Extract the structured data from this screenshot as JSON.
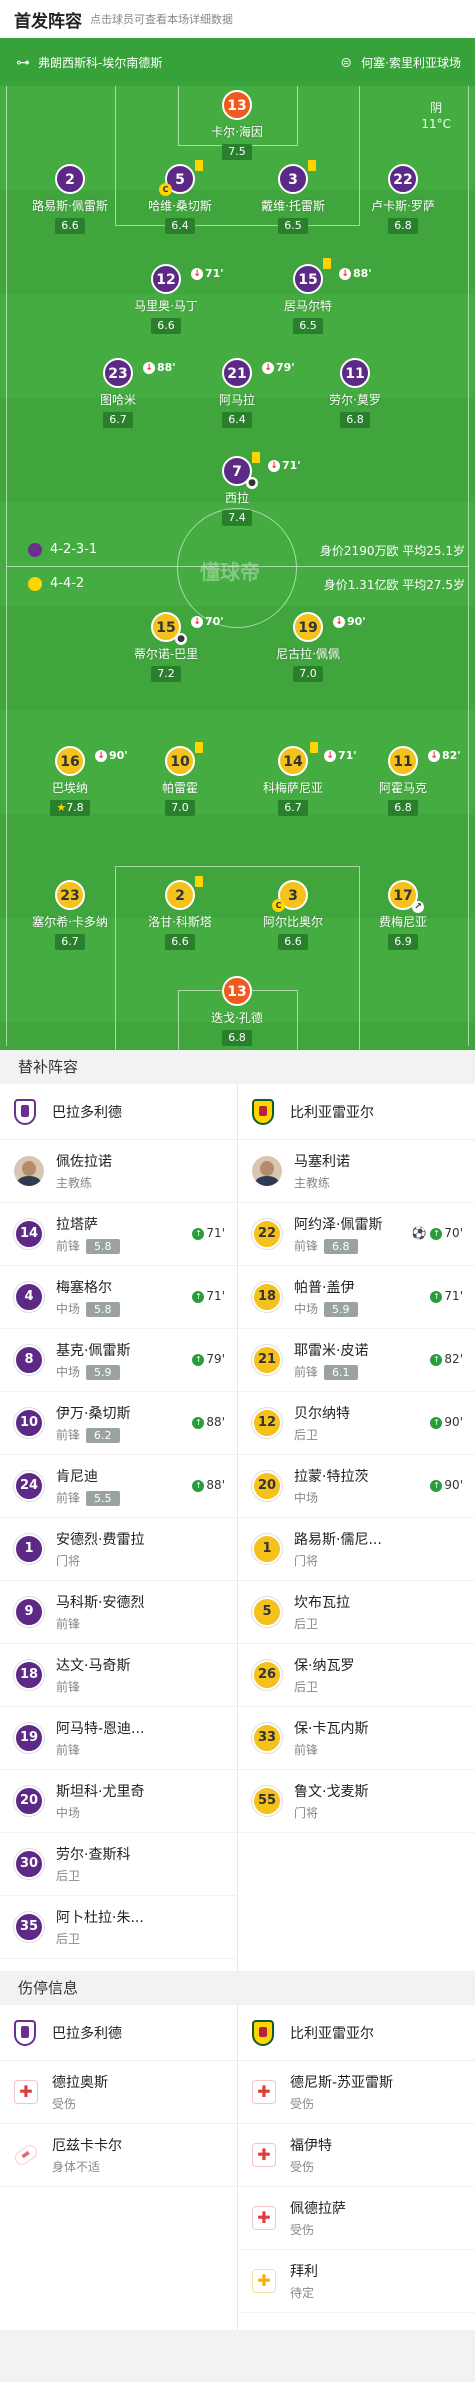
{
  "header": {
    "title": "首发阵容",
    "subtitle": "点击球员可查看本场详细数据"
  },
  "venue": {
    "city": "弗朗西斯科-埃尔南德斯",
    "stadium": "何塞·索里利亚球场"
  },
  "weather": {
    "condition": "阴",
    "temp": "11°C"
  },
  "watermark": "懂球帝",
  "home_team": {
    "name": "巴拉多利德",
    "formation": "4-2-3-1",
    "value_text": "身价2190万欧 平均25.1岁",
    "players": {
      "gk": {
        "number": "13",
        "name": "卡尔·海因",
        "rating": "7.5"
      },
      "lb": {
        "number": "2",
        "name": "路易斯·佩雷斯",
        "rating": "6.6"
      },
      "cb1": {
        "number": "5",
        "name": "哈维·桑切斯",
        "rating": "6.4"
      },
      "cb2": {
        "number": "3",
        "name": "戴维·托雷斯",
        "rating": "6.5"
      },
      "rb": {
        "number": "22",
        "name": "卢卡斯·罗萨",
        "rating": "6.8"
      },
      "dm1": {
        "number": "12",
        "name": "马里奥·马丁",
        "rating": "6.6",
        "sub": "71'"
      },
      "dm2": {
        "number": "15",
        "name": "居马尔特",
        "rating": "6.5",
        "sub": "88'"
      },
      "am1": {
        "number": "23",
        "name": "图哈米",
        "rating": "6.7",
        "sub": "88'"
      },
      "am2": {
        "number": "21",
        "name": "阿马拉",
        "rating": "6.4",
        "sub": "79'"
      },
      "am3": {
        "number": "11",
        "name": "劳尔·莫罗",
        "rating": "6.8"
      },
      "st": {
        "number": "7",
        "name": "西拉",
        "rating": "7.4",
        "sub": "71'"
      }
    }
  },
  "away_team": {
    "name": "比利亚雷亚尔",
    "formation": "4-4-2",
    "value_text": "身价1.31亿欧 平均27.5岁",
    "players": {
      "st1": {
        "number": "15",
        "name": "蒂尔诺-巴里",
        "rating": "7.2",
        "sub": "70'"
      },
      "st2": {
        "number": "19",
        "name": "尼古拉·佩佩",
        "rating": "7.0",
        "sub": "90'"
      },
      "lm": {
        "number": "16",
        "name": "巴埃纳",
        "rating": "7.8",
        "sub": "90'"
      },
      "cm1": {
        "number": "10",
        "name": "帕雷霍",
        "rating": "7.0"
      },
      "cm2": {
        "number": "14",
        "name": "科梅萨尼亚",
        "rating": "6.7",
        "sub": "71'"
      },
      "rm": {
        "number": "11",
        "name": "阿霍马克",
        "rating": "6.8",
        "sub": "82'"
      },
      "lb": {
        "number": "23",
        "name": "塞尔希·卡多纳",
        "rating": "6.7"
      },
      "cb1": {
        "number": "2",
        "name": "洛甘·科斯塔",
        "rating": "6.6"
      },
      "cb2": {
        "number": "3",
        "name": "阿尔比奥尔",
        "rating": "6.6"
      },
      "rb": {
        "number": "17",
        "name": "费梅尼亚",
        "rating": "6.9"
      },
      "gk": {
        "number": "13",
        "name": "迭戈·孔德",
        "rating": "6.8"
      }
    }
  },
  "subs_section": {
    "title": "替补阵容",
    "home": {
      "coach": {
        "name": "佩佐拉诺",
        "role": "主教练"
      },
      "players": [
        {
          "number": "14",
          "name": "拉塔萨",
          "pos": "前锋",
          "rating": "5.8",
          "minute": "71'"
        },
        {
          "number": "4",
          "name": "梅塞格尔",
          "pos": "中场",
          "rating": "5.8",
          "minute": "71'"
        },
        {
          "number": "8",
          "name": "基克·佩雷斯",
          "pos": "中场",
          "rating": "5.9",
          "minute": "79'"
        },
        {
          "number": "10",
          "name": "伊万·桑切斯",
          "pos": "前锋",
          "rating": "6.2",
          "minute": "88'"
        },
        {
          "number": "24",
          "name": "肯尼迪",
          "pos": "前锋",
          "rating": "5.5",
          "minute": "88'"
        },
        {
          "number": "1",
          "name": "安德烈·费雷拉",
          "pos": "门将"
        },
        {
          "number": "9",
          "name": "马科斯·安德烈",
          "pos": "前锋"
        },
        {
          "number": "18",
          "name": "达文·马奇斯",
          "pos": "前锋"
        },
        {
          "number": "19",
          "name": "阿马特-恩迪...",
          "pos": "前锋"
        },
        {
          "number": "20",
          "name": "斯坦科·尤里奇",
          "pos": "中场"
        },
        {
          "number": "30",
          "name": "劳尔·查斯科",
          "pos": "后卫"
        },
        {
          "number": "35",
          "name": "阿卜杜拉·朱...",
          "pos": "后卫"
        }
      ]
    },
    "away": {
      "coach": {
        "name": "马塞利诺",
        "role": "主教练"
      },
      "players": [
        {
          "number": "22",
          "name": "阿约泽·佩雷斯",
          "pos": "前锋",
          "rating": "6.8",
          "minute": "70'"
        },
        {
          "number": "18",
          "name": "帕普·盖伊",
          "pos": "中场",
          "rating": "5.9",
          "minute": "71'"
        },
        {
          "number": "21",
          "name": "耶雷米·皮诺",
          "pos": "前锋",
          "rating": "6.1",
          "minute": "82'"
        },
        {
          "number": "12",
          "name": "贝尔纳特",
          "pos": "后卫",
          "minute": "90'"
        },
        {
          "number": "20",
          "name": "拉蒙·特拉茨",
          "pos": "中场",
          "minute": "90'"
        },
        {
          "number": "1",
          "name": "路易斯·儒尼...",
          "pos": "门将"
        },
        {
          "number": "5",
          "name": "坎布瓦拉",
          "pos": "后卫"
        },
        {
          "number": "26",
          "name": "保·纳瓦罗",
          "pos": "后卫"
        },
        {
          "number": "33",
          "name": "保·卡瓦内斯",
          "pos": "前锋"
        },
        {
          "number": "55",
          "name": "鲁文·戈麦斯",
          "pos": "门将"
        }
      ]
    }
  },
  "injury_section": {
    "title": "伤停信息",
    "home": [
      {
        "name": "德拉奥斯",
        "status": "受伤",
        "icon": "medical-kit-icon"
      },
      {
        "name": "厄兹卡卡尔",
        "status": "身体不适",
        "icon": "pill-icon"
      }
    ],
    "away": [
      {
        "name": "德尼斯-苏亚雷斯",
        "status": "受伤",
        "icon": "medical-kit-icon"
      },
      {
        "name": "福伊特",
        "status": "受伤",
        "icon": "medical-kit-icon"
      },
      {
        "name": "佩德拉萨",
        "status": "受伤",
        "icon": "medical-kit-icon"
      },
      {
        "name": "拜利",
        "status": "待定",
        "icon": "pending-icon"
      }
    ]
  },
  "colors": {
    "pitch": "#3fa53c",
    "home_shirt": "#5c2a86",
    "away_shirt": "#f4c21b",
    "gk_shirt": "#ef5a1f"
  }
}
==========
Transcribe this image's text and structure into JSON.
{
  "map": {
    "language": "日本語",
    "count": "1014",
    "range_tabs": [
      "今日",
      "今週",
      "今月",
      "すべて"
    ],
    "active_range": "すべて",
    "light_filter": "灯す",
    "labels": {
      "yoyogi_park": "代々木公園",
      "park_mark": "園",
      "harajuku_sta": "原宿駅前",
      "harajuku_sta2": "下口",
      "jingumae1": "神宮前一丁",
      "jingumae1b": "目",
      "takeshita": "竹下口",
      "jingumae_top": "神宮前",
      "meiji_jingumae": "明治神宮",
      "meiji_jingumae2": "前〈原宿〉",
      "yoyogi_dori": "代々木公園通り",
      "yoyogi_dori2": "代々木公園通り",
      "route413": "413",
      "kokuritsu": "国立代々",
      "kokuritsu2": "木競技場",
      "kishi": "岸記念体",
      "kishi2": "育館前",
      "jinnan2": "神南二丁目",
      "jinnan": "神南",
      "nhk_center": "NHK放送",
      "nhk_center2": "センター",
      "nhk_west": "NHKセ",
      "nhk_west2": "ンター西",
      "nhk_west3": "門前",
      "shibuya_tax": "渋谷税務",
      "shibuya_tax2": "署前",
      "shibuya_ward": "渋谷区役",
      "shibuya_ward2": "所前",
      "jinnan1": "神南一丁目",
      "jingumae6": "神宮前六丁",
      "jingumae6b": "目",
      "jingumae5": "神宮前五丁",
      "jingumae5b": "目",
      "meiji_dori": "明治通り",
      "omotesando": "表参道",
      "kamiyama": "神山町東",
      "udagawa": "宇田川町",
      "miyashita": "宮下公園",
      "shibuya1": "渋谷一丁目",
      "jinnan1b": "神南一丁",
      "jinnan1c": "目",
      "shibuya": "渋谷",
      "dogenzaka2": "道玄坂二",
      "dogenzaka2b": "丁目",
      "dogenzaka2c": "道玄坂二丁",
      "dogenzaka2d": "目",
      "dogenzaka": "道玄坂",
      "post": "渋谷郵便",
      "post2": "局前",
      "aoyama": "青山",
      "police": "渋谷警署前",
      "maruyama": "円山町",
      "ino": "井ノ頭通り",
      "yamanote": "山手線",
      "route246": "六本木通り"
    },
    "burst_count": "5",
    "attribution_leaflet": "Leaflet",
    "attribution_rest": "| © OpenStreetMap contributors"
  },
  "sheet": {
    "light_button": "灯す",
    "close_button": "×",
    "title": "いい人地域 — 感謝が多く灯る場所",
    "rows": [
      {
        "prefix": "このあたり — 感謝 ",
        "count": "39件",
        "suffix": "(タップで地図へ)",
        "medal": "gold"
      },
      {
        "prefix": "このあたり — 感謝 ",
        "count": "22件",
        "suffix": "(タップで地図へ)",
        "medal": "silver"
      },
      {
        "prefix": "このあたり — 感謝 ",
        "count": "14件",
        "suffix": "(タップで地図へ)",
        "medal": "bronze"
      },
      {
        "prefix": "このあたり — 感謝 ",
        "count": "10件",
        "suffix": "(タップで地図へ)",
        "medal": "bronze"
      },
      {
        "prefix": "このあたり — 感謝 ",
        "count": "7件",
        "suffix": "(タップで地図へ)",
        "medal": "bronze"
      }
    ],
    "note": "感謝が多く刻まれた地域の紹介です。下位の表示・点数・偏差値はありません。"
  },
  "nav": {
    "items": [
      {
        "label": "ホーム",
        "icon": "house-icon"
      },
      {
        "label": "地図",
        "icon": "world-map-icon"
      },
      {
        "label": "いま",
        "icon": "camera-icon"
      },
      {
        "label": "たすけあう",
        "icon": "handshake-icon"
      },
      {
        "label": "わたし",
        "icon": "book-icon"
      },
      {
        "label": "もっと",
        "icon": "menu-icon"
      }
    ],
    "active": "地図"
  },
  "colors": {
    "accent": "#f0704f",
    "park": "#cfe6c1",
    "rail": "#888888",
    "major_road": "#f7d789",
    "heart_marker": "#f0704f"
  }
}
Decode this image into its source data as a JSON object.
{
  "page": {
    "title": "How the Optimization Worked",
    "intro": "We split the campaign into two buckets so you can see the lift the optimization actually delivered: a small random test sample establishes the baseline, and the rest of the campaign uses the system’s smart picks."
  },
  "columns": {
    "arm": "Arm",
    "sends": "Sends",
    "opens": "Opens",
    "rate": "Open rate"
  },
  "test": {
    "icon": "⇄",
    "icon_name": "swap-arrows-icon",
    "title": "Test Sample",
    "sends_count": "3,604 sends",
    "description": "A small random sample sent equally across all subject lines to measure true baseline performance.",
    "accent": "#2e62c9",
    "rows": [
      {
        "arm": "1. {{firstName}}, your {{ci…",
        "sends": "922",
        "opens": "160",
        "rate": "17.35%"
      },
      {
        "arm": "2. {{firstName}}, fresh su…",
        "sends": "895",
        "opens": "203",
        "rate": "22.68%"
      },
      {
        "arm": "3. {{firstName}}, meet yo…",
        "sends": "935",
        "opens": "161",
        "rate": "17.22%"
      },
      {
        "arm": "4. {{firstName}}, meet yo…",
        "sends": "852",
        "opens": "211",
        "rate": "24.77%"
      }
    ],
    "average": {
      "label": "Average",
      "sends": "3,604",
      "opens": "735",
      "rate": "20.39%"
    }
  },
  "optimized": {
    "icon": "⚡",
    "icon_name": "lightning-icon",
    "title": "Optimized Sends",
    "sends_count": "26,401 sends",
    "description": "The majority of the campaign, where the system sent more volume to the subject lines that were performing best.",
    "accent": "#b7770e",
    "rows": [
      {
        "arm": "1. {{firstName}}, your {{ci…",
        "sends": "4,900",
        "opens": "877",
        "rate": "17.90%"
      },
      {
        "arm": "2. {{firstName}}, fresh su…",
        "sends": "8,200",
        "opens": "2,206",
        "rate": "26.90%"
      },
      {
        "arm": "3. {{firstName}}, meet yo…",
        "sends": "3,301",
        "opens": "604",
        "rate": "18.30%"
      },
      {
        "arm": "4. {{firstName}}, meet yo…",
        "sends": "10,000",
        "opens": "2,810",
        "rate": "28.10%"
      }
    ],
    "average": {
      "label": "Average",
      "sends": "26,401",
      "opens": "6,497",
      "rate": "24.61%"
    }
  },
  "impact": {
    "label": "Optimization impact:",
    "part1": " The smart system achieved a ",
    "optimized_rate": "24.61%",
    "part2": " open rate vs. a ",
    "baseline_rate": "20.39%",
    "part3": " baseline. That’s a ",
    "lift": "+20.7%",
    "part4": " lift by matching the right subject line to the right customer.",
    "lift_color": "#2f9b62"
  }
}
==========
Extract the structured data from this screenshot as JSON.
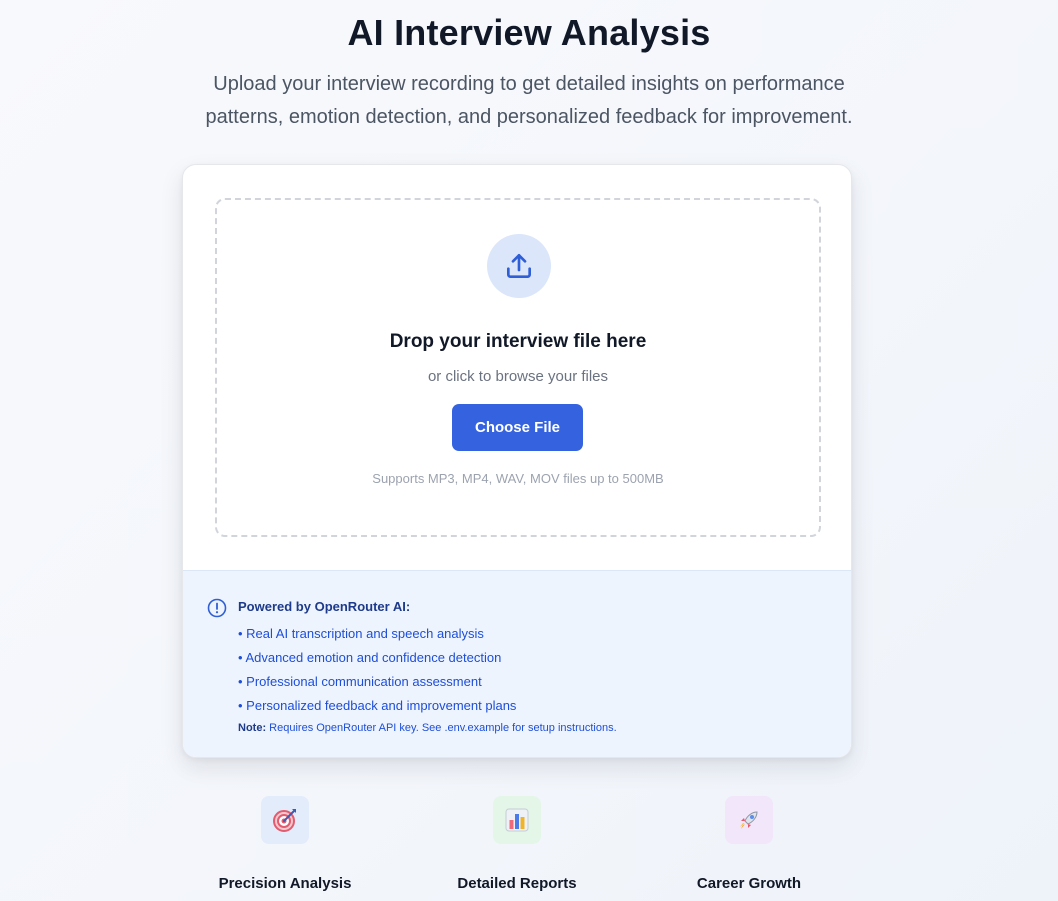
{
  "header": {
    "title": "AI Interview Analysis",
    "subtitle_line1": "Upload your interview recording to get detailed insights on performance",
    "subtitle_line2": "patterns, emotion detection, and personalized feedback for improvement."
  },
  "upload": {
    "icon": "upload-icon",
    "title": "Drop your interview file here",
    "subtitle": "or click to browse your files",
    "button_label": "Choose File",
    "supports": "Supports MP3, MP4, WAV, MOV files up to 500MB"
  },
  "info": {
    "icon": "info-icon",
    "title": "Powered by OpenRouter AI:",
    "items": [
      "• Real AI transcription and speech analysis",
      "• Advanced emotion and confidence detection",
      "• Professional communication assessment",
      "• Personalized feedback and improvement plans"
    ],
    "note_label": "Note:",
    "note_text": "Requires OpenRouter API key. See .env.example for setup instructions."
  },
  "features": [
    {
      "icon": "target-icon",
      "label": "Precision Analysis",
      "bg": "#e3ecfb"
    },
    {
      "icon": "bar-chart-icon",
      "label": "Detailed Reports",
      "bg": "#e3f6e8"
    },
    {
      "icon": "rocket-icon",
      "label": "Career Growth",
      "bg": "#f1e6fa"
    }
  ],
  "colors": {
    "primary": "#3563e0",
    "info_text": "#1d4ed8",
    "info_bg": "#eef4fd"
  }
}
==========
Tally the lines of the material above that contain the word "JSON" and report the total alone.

RESPONSE
4